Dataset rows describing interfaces
^^^^

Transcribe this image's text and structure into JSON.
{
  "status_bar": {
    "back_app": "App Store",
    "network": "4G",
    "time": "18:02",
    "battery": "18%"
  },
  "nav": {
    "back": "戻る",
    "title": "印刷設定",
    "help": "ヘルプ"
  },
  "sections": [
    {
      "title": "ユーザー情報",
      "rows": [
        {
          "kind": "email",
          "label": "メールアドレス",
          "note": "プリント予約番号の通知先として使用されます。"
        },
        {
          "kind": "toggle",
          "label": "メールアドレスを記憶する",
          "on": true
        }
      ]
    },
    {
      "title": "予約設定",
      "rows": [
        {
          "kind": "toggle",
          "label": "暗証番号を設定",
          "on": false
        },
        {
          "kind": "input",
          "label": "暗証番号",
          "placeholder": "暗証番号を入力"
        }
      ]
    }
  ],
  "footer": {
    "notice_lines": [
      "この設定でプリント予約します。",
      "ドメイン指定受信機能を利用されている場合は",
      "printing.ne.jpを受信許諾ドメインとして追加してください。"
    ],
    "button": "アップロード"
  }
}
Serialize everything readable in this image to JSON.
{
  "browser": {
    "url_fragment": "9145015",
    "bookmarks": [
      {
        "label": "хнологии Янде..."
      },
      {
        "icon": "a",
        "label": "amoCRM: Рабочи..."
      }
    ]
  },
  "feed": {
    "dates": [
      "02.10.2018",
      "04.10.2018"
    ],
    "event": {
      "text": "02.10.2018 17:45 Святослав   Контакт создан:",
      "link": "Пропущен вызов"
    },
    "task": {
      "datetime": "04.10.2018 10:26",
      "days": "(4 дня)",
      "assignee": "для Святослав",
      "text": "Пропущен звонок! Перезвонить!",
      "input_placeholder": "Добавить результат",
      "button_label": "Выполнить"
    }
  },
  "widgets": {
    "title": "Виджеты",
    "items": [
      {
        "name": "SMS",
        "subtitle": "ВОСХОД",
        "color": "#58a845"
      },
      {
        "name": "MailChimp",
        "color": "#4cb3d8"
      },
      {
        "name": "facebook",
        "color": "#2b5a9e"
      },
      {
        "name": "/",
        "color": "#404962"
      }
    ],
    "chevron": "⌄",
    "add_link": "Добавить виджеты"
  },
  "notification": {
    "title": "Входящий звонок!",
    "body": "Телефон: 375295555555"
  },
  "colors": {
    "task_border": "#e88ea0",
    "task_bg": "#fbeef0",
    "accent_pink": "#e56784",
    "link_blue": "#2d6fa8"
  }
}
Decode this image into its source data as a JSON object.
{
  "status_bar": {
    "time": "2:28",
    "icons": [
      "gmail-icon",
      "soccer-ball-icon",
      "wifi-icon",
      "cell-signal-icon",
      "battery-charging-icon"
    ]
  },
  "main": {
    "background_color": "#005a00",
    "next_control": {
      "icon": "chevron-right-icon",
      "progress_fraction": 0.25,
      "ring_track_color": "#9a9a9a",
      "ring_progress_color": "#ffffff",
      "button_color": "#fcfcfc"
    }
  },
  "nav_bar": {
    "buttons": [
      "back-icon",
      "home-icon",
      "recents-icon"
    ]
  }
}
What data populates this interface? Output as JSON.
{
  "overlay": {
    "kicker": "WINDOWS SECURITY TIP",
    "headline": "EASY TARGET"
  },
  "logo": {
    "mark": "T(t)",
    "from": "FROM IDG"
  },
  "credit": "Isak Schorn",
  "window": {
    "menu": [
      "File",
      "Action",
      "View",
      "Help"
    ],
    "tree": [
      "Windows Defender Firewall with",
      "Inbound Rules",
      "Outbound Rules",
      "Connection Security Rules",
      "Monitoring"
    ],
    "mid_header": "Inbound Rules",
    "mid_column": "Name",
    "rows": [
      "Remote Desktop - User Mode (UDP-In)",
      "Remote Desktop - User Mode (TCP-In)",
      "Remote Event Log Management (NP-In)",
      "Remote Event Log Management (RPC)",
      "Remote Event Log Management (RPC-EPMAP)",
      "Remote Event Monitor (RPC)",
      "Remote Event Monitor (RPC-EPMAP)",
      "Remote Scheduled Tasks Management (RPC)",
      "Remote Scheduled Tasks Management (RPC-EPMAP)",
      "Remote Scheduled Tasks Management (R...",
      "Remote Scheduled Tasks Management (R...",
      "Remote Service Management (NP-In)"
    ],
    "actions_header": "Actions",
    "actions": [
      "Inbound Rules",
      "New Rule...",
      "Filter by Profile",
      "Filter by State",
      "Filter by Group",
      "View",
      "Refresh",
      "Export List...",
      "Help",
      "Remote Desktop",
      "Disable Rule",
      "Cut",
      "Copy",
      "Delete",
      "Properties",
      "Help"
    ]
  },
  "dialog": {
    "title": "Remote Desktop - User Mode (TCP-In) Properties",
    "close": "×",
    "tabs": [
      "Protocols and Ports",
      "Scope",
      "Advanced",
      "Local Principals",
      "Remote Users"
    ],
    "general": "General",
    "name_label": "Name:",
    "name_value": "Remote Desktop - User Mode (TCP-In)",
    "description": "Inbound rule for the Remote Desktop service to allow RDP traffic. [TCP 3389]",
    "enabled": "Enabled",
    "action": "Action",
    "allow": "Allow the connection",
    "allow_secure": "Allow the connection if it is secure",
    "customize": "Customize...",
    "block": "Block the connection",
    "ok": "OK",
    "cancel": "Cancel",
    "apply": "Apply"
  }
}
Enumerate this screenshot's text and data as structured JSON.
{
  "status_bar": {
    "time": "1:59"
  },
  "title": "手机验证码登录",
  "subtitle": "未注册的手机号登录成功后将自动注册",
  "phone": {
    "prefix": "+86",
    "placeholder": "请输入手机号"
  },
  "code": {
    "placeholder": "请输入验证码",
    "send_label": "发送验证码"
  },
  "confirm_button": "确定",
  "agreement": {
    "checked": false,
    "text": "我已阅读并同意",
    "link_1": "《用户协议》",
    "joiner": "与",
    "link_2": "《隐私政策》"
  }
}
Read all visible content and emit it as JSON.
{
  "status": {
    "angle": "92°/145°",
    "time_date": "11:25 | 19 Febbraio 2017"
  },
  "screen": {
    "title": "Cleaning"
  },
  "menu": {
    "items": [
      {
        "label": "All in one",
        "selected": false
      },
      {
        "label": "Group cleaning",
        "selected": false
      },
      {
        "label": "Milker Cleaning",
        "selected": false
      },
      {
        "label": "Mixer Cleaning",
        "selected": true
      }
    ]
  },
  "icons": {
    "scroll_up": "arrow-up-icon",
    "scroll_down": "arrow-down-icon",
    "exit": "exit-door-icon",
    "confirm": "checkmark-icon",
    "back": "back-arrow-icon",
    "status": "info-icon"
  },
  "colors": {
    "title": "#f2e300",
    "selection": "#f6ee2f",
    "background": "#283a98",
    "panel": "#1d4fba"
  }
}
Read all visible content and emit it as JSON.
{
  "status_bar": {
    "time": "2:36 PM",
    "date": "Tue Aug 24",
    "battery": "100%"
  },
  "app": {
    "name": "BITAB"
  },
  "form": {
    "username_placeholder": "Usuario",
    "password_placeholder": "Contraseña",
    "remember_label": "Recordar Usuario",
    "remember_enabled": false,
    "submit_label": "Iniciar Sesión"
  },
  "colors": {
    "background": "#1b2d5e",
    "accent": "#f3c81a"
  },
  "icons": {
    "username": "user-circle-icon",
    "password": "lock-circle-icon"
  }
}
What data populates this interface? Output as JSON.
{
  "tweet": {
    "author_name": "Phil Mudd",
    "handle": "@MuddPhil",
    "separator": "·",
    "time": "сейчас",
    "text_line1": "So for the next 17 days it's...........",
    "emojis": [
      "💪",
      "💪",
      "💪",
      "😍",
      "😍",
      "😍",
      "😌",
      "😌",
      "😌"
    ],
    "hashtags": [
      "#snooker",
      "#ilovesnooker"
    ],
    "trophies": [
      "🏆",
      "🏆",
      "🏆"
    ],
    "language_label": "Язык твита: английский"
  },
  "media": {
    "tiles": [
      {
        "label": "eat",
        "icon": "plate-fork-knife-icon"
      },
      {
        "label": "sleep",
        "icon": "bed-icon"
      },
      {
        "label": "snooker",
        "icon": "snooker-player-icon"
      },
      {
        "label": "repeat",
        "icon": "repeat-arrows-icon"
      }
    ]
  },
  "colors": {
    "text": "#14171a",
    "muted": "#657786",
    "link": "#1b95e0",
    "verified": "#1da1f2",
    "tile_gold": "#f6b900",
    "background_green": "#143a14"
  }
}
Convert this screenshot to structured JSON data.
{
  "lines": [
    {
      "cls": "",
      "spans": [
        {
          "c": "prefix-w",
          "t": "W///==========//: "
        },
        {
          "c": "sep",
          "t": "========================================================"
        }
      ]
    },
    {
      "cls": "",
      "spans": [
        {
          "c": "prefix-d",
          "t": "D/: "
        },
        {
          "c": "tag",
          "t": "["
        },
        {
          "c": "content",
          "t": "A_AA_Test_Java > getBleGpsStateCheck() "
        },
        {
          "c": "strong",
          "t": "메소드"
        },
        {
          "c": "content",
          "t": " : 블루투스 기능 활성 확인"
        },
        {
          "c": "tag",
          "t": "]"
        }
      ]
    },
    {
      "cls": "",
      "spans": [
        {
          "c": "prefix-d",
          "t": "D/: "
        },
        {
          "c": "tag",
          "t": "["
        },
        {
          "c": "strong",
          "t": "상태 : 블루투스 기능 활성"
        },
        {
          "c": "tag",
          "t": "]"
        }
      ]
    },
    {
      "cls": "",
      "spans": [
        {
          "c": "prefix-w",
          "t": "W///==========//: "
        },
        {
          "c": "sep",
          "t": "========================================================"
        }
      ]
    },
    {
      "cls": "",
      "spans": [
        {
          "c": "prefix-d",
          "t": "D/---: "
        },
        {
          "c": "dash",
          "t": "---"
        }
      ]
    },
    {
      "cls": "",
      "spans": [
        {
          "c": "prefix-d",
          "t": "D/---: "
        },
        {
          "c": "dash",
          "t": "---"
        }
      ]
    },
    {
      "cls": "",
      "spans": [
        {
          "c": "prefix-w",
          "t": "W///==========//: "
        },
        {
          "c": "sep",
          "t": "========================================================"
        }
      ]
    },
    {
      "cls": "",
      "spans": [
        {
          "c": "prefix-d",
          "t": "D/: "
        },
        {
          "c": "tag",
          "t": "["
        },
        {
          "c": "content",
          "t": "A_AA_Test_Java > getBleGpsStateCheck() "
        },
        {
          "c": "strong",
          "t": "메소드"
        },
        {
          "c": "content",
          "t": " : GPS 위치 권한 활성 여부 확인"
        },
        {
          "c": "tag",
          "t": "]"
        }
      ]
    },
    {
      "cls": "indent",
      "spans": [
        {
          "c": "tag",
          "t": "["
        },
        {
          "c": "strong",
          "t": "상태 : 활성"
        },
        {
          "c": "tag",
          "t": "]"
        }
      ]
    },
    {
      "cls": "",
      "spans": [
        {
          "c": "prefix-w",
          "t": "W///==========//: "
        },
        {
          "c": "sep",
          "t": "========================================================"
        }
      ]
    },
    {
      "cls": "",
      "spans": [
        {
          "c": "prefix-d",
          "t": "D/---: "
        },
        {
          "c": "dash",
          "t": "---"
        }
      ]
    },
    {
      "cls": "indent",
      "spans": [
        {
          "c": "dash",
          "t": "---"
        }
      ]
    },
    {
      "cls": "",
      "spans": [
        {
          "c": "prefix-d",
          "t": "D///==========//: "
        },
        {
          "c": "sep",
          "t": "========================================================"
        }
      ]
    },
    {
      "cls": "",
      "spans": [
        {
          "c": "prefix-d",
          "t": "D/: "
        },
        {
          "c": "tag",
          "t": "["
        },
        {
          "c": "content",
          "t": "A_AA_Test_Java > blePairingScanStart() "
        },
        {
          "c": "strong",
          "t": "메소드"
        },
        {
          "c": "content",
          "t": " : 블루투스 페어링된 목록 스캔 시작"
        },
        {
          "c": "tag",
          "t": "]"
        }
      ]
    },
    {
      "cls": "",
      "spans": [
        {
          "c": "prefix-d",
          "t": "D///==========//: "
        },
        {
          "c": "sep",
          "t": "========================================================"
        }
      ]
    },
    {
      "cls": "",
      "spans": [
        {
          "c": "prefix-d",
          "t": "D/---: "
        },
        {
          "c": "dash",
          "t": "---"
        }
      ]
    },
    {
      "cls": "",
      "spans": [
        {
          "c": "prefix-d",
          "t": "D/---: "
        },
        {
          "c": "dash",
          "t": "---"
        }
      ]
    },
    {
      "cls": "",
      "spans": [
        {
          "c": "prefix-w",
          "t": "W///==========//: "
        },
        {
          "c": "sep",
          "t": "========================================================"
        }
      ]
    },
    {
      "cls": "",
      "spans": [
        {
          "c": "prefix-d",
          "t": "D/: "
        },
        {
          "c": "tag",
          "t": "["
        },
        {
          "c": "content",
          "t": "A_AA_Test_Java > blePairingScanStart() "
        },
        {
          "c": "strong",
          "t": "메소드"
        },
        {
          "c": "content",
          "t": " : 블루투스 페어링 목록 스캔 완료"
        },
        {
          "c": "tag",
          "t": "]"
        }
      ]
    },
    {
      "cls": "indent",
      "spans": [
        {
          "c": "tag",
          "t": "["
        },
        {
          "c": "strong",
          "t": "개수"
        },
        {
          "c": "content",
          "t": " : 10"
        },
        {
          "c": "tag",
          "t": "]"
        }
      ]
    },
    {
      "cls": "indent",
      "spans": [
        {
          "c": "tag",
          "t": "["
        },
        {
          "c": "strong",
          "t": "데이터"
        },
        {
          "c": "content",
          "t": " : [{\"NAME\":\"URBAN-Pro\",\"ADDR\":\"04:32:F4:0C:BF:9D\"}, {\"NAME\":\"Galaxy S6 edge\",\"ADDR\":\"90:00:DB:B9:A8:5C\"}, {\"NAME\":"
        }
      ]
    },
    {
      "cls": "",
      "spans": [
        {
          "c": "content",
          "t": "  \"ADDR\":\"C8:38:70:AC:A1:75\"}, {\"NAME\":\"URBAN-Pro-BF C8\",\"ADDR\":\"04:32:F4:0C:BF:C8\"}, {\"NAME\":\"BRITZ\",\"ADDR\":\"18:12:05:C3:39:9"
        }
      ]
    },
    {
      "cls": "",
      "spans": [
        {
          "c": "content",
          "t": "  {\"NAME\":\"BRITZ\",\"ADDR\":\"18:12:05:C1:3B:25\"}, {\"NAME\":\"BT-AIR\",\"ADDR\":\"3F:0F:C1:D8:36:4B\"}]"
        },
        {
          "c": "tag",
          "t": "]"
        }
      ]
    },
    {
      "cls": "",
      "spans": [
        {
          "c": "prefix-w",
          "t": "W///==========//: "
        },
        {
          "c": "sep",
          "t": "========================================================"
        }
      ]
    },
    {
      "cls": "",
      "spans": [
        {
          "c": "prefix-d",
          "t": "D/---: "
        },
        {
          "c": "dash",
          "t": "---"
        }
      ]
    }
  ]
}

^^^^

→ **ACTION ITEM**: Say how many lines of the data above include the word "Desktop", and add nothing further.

→ **SOLUTION BELOW**: 6